Excerpt from the Greenville News 1966: South Carolina Birds of the Foothills." Jay Shuler, its author, has been watching, sketching and photo graphing birds for almost 30 years. He and his ornithologist friends are obvious authorities on what feathered fry are to be found in sight of the Blue Ridge Mountains of South Carolina, commonly, uncommonly, rarely or accidentally." Those who enjoy identifying the birds that cluster around the back yard feeder, and those who search them out in their natural haunts with binoculars will find the little book extremely helpful.
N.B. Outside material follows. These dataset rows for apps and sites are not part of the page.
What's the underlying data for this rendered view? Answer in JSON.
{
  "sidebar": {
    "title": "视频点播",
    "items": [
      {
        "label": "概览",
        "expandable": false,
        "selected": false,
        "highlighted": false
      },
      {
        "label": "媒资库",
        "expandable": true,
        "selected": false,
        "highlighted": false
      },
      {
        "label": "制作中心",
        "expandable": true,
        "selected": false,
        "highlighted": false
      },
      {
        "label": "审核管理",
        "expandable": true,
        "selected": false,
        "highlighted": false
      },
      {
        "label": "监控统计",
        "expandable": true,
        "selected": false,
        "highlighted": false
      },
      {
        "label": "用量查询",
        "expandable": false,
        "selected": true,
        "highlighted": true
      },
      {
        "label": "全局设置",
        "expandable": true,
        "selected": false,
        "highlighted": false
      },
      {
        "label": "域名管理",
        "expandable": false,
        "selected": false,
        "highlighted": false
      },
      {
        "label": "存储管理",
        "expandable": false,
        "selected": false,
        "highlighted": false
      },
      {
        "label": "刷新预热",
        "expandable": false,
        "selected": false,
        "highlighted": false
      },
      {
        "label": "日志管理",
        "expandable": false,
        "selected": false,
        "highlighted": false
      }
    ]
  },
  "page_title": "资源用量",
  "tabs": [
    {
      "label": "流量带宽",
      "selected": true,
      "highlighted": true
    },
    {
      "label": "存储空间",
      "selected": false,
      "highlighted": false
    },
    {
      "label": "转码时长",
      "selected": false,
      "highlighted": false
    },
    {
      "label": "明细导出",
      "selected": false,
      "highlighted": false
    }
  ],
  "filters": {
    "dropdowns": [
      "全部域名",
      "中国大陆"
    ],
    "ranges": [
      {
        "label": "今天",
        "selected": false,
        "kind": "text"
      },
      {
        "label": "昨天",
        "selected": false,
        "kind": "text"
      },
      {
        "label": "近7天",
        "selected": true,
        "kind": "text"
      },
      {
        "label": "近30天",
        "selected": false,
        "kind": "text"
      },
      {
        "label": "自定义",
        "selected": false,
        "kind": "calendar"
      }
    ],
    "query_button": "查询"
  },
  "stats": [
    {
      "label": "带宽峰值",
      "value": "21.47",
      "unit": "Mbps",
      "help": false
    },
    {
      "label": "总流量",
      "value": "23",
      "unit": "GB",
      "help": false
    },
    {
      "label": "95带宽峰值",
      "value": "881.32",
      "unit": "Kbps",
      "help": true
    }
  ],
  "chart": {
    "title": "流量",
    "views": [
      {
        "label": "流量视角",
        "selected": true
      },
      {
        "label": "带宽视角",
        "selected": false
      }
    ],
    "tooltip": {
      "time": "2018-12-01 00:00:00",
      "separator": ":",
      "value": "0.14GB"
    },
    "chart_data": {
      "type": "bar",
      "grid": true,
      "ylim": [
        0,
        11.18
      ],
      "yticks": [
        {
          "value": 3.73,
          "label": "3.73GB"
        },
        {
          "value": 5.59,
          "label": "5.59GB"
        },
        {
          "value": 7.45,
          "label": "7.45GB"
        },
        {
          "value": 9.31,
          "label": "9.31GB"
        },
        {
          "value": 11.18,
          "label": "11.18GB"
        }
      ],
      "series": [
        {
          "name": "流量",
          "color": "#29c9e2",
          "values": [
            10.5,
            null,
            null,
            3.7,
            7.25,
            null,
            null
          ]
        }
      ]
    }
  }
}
It often tells the exact spot in the county where a particu lar bird has been observed and lists every bird which has been positively identified here which did not arrive in a cage.
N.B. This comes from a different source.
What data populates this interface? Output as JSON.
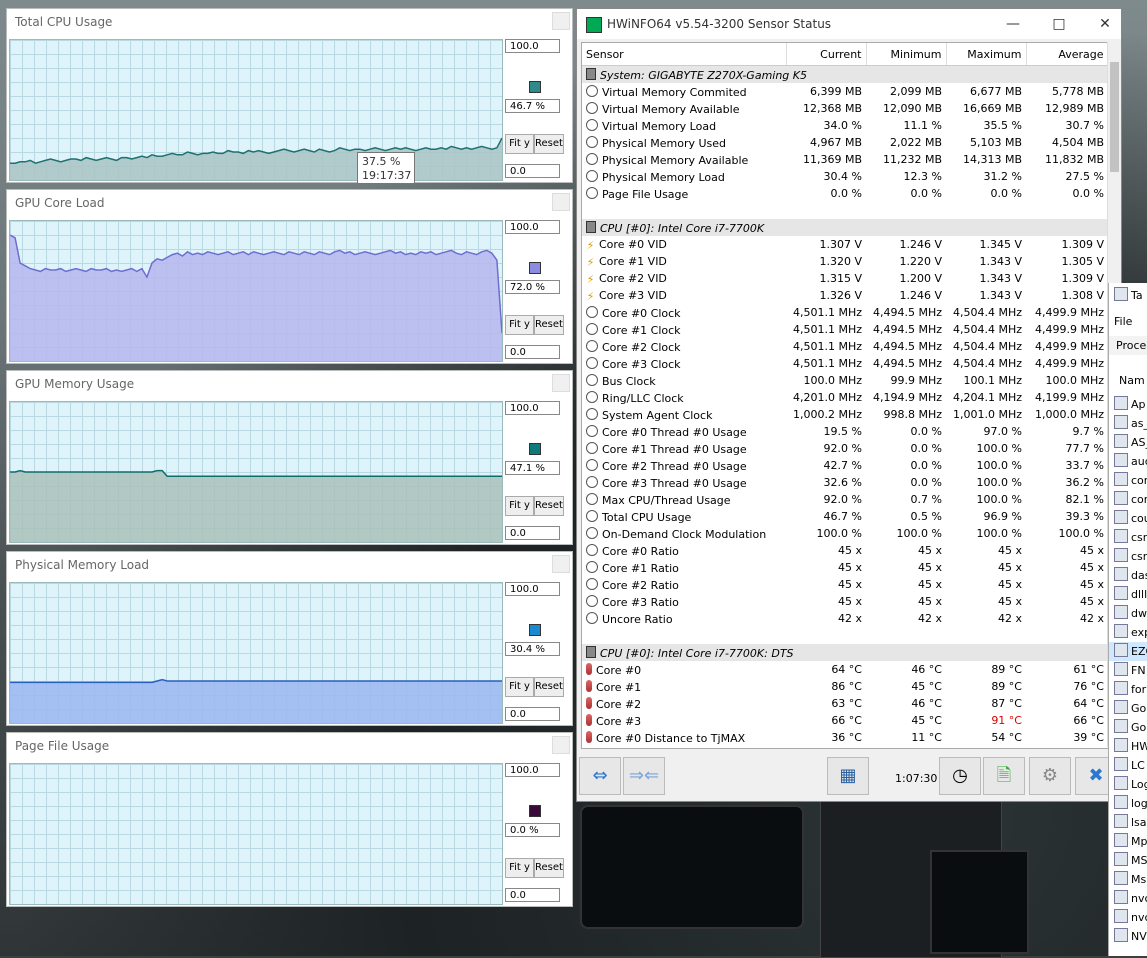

On page 32 of his book he writes: "Early in January 1952, two rabbit hunters cut through a little patch of pines near Travelers nest. Suddenly a large white bird sailed over their heads: threading its way through the trees. One of the men raised his gun and fired. The bird, a wanderer thousands of miles from home, tumbled to the ground." SNOWY OWL SHOT Mr. Shuler continues to say that the men were somewhat awed by the size of the bird's wingspan and it was taken to a newspaper office and photo graphed.
Book is 6.75" x 4.25"